Product Management: deciding what to build, what to prioritize, and what to avoid.
The closer we get to identifying DEMAND (what people want from our product), the better we feel.
The trap is that in many cases, when we think we’ve identified DEMAND, what we have really identified is just SUPPLY (features to be built).
Misinterpreting an idea as demand can lead to building an expensive feature that nobody wants.
- Differentiate DEMAND from SUPPLY.
- Think and search about WHEN:
Get the context of the problem. Don’t focus on the WHY or the WHAT (feature request), focus on how it happened.
A clients wants permission management.
Bad: start user research and needs collection for permission management.
Good: understand when the problem surfaced.

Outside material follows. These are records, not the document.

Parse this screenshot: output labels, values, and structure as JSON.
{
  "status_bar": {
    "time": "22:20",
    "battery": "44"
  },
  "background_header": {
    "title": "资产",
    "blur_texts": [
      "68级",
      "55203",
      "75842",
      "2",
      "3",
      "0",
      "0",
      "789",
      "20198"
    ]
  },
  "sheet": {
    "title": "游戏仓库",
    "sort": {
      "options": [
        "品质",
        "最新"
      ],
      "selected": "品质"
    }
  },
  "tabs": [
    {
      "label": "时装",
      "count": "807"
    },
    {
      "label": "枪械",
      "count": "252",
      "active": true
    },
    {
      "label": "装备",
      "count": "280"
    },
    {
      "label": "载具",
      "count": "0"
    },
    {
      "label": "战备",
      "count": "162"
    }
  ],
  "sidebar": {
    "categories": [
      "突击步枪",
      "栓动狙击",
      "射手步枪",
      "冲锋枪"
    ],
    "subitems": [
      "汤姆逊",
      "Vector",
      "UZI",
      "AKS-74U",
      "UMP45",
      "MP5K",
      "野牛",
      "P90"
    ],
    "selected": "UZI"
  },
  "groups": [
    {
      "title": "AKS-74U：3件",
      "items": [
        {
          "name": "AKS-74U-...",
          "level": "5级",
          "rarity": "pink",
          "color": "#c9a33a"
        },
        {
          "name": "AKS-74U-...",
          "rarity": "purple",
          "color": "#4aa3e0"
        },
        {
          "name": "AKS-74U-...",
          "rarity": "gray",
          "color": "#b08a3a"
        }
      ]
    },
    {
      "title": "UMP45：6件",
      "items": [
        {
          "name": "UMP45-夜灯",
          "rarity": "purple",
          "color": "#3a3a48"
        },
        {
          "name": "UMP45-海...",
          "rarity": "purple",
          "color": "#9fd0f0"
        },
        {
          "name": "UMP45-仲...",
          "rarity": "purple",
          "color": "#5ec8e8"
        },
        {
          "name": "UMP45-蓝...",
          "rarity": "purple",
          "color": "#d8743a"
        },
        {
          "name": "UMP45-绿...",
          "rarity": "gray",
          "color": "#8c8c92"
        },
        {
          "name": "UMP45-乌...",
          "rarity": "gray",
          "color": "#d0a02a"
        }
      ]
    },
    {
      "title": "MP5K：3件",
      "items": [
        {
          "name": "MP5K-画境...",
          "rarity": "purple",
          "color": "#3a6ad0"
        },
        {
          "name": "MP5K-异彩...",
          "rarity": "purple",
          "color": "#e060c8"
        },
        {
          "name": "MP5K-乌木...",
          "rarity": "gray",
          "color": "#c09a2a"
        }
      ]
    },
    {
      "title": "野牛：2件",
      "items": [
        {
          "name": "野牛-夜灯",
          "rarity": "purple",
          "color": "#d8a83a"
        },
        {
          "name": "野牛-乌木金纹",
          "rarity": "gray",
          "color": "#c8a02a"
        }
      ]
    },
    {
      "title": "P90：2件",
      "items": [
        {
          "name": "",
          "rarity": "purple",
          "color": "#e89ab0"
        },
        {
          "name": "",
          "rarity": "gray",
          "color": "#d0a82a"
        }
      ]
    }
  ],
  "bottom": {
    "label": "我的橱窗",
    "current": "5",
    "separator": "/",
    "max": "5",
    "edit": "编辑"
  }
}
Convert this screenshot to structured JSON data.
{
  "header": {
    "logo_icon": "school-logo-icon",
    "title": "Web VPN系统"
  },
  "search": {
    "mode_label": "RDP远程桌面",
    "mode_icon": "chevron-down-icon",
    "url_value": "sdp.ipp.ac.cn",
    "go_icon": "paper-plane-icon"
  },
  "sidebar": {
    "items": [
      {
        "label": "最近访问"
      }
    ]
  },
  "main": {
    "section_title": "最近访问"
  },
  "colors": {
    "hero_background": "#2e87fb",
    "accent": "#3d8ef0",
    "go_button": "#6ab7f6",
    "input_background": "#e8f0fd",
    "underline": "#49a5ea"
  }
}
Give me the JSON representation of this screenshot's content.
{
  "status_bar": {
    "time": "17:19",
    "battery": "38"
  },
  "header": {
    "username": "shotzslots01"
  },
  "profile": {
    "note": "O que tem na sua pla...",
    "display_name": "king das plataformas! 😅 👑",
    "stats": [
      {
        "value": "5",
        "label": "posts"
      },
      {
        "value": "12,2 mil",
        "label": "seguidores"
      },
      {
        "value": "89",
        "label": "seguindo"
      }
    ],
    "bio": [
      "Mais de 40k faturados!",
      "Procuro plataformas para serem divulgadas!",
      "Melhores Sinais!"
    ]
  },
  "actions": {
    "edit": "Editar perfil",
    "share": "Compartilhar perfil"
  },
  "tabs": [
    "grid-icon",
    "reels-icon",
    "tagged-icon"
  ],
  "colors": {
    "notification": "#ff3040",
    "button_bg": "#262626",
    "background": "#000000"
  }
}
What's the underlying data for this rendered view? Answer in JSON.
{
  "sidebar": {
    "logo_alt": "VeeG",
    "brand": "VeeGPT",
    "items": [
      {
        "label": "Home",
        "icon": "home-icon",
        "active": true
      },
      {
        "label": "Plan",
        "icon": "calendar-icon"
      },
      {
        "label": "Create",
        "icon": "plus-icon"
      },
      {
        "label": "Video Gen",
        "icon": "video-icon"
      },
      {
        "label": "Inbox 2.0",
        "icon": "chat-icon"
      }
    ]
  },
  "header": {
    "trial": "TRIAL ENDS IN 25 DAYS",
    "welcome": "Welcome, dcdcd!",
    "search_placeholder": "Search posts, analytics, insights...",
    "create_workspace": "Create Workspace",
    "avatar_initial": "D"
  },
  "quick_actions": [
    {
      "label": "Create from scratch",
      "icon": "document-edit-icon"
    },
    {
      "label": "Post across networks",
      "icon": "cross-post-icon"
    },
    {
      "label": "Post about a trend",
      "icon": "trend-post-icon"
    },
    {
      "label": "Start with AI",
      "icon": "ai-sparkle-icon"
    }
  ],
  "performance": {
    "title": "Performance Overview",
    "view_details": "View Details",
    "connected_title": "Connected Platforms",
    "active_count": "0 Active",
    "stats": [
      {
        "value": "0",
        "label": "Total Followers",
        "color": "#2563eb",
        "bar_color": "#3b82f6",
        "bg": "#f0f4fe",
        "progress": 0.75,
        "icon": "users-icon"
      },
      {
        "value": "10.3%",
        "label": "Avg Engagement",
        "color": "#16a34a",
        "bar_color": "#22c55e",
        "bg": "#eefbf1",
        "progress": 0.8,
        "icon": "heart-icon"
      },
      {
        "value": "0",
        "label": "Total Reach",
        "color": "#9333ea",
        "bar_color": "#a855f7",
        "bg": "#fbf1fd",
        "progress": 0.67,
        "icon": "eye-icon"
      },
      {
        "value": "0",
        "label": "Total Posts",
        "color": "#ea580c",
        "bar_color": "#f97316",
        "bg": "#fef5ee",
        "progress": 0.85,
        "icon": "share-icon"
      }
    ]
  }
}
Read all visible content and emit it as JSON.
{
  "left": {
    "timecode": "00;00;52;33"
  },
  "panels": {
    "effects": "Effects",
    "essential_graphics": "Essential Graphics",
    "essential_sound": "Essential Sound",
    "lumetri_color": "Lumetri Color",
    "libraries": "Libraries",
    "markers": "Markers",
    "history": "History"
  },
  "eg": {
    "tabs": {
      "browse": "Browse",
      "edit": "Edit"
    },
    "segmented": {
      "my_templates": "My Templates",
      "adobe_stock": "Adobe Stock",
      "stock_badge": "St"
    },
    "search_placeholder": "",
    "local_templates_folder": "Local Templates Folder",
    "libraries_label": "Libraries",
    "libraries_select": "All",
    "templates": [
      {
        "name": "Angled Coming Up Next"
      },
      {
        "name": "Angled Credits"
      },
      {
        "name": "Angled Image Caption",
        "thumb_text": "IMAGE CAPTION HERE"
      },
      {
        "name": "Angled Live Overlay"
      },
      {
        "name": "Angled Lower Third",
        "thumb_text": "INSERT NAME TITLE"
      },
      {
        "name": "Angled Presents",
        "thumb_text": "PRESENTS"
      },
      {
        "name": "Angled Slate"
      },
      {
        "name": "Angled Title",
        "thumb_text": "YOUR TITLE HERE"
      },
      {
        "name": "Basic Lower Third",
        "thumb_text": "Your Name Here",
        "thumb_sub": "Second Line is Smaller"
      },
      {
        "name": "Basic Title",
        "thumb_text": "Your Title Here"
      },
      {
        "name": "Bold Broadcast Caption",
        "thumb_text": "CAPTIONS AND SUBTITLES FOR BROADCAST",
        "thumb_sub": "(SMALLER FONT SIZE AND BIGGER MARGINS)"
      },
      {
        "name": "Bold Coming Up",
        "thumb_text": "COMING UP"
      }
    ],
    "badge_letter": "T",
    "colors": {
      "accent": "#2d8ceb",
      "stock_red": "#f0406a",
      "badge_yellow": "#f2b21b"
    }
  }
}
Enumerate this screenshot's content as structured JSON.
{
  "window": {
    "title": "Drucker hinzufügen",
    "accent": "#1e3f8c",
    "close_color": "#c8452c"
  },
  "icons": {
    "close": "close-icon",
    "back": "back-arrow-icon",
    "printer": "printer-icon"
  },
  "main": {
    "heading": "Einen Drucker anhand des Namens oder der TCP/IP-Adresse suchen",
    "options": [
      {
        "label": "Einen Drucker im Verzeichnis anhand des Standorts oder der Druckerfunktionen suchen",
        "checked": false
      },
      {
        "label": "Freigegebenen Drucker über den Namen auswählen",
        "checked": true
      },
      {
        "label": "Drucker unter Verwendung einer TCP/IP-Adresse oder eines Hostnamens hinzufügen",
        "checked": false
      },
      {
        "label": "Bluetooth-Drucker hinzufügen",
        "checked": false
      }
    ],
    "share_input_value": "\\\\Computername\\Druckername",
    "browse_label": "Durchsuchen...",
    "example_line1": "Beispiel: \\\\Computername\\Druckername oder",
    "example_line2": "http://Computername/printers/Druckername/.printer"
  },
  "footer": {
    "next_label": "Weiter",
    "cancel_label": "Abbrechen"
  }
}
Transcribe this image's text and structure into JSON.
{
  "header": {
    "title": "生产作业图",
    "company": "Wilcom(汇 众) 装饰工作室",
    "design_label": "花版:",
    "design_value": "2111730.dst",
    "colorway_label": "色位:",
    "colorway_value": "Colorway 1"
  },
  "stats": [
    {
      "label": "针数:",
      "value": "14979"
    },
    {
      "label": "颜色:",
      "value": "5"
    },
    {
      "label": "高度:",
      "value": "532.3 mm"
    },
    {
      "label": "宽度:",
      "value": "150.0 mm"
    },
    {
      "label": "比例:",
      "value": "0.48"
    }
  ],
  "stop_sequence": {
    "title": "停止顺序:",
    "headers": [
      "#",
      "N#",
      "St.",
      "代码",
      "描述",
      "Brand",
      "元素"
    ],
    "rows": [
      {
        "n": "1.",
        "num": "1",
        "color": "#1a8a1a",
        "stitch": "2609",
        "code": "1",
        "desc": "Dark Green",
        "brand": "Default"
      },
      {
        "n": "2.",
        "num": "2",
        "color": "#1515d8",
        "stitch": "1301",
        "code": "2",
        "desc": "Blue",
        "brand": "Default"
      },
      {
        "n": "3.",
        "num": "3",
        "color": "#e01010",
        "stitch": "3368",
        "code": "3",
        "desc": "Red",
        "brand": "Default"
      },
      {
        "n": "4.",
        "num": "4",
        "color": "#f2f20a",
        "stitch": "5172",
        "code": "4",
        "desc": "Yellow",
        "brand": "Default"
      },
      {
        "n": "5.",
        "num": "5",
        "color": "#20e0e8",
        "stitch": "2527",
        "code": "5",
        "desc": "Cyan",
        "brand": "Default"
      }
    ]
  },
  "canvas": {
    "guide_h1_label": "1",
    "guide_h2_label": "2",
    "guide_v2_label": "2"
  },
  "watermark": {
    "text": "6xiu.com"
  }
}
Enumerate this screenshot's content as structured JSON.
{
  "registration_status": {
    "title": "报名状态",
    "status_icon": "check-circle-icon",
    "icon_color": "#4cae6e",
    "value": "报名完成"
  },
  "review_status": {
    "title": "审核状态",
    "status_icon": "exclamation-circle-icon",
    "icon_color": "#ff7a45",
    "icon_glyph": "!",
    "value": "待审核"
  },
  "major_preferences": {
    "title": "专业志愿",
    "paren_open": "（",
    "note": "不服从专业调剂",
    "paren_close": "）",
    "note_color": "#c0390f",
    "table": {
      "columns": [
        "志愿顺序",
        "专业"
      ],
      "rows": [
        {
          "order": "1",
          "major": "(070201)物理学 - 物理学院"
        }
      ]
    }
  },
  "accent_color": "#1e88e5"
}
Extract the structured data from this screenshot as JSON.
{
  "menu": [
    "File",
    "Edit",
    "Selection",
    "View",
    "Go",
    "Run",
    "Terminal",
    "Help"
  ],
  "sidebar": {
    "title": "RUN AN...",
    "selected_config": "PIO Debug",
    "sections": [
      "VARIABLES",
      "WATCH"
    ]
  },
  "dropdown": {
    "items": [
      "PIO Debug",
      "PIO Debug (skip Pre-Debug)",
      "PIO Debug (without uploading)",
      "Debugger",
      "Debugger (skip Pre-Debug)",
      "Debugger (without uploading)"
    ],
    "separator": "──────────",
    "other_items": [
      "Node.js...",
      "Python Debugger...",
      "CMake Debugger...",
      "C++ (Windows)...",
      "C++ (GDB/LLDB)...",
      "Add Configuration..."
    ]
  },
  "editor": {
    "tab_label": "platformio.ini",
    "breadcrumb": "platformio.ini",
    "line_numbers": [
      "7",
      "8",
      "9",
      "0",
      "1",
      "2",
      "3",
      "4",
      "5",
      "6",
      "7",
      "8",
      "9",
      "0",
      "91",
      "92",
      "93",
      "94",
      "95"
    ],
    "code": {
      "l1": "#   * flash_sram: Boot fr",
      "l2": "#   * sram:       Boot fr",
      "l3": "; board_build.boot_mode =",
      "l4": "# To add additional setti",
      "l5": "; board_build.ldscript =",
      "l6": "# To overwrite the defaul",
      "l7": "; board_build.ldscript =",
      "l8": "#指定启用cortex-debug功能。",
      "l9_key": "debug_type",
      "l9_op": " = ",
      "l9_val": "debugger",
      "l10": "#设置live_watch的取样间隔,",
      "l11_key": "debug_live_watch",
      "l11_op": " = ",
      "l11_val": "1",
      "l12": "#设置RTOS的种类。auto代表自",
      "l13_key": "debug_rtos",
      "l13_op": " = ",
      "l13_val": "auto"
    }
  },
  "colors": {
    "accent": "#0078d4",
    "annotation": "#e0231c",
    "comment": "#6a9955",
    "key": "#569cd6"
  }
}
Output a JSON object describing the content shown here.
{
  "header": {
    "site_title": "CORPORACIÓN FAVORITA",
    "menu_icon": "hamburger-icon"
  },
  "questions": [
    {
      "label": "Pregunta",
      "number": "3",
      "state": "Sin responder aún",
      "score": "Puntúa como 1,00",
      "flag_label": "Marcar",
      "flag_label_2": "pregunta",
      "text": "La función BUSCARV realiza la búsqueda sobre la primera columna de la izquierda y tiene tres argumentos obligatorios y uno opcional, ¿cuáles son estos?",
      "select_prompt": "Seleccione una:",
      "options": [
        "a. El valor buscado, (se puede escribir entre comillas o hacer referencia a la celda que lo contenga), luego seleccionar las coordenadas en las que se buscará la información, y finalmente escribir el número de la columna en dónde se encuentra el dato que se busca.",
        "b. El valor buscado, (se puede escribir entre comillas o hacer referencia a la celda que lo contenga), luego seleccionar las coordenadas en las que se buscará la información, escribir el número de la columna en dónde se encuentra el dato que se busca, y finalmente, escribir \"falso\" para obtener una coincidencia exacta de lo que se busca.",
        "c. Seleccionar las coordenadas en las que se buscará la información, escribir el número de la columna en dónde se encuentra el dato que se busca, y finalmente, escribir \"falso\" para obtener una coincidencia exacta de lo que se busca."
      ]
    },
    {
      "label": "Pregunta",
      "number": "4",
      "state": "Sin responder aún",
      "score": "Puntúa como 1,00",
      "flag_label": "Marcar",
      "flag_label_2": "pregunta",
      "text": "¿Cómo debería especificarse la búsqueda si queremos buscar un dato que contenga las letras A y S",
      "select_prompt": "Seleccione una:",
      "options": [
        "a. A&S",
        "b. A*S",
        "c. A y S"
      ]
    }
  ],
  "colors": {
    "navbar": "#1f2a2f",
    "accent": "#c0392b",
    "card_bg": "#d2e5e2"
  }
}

The story: a contractor archived a project without knowing it would impact everybody. Solution: more warning at archiving.
For interaction workflows: instead of focusing on the user (needs), focus on the path of actions that lead to the user problem. Try to change this path of actions, at any point in the path, not necessarily at the end.